Native to China.
Occurs most densely in open disturbed areas, especially low wet places, but also invades less disturbed upland hammocks and pinelands, river and stream floodplains, lake shores, and edges of swamps and marshes, often becoming locally abundant even in deep shade. Has moved into undisturbed relict slope hammock, threatening to displace the globally endangered Miccosukee gooseberry, Ribes echinellum (K. C. Burks, Fl. Department of Environmental Protection, personal observations). Chinese privet is listed as a Category 1 invasive by the Florida Exotic Pest Plant Council.
Semi-deciduous shrub or small tree to 12 ft tall or more. Twigs densely pubescent. Leaves opposite, simple (on long twigs, at first glance, may appear compound), all green (in cultivation usually variegated, cream-white and green). Leaf blades to 1.5 inch long and 0.75 inch wide, elliptic to elliptic-oblong, with tips blunt, margins entire, and pubescence persistent on midvein below, petioles short, pubescent. Flowers many, white, small, somewhat unpleasantly fragrant, on slender pubescent stalks in narrow, conical panicles, terminal on branchlets. Fruits dark blue or bluish-black drupes, ellipsoid to subglobose, mostly 4-5 mm (0.2 in) long.

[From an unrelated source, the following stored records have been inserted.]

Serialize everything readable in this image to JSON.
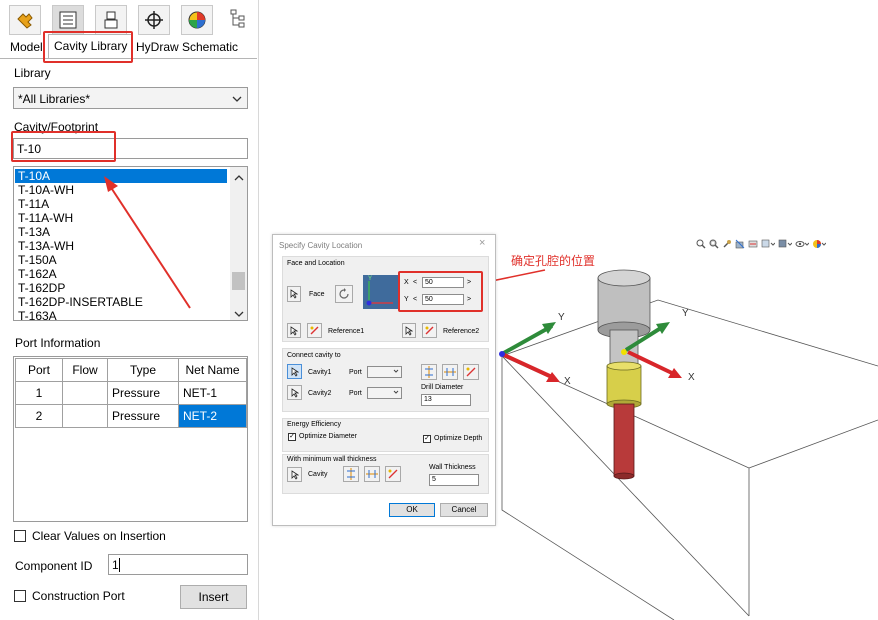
{
  "left_panel": {
    "toolbar_icons": [
      "puzzle-icon",
      "property-manager-icon",
      "configuration-icon",
      "crosshair-icon",
      "appearance-icon",
      "tree-icon"
    ],
    "tabs": [
      {
        "label": "Model"
      },
      {
        "label": "Cavity Library"
      },
      {
        "label": "HyDraw Schematic"
      }
    ],
    "library_label": "Library",
    "library_value": "*All Libraries*",
    "cavity_label": "Cavity/Footprint",
    "cavity_value": "T-10",
    "list_items": [
      "T-10A",
      "T-10A-WH",
      "T-11A",
      "T-11A-WH",
      "T-13A",
      "T-13A-WH",
      "T-150A",
      "T-162A",
      "T-162DP",
      "T-162DP-INSERTABLE",
      "T-163A"
    ],
    "selected_item": "T-10A",
    "port_info_label": "Port Information",
    "port_table": {
      "headers": [
        "Port",
        "Flow",
        "Type",
        "Net Name"
      ],
      "rows": [
        {
          "port": "1",
          "flow": "",
          "type": "Pressure",
          "net": "NET-1"
        },
        {
          "port": "2",
          "flow": "",
          "type": "Pressure",
          "net": "NET-2"
        }
      ]
    },
    "clear_values_label": "Clear Values on Insertion",
    "component_id_label": "Component ID",
    "component_id_value": "1",
    "construction_port_label": "Construction Port",
    "insert_button": "Insert"
  },
  "dialog": {
    "title": "Specify Cavity Location",
    "close": "×",
    "face_location_label": "Face and Location",
    "face_label": "Face",
    "x_label": "X",
    "y_label": "Y",
    "less": "<",
    "greater": ">",
    "x_value": "50",
    "y_value": "50",
    "reference1_label": "Reference1",
    "reference2_label": "Reference2",
    "connect_label": "Connect cavity to",
    "cavity1_label": "Cavity1",
    "cavity2_label": "Cavity2",
    "port_label": "Port",
    "drill_diameter_label": "Drill Diameter",
    "drill_diameter_value": "13",
    "energy_label": "Energy Efficiency",
    "optimize_diameter_label": "Optimize Diameter",
    "optimize_depth_label": "Optimize Depth",
    "min_wall_label": "With minimum wall thickness",
    "cavity_label": "Cavity",
    "wall_thickness_label": "Wall Thickness",
    "wall_thickness_value": "5",
    "ok_button": "OK",
    "cancel_button": "Cancel"
  },
  "annotation": {
    "text": "确定孔腔的位置"
  },
  "viewport": {
    "axis_y": "Y",
    "axis_x": "X",
    "axis_y2": "Y",
    "axis_x2": "X",
    "toolbar_icons": [
      "zoom-fit-icon",
      "zoom-area-icon",
      "previous-view-icon",
      "section-view-icon",
      "dynamic-annotation-icon",
      "view-orientation-icon",
      "display-style-icon",
      "hide-show-icon",
      "appearance-icon"
    ]
  },
  "colors": {
    "accent_red": "#e0302a",
    "selection_blue": "#0078d7",
    "axis_green": "#2e8b3a",
    "axis_red": "#d8262a",
    "cavity_yellow": "#d7cf4a",
    "drill_red": "#b83a3a"
  }
}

May be confused with native privets (Foresteria spp.), but their leaves have small marginal teeth or their leaves without petioles; and the native Walter’s viburnum (Viburnum obovatum Walt.), but its young stem tips are covered with rust-colored scales.
In 1852, privet was introduced to the United States for use as an ornamental shrub and is still commonly used as a hedge.
Throughout all of Florida.
Do Not Plant. Remove existing plants before they produce fruit. Hand pull small seedlings and young plants with taken to remove the entire root. Repeated mowing and cutting. Cut and apply herbicide to the stump.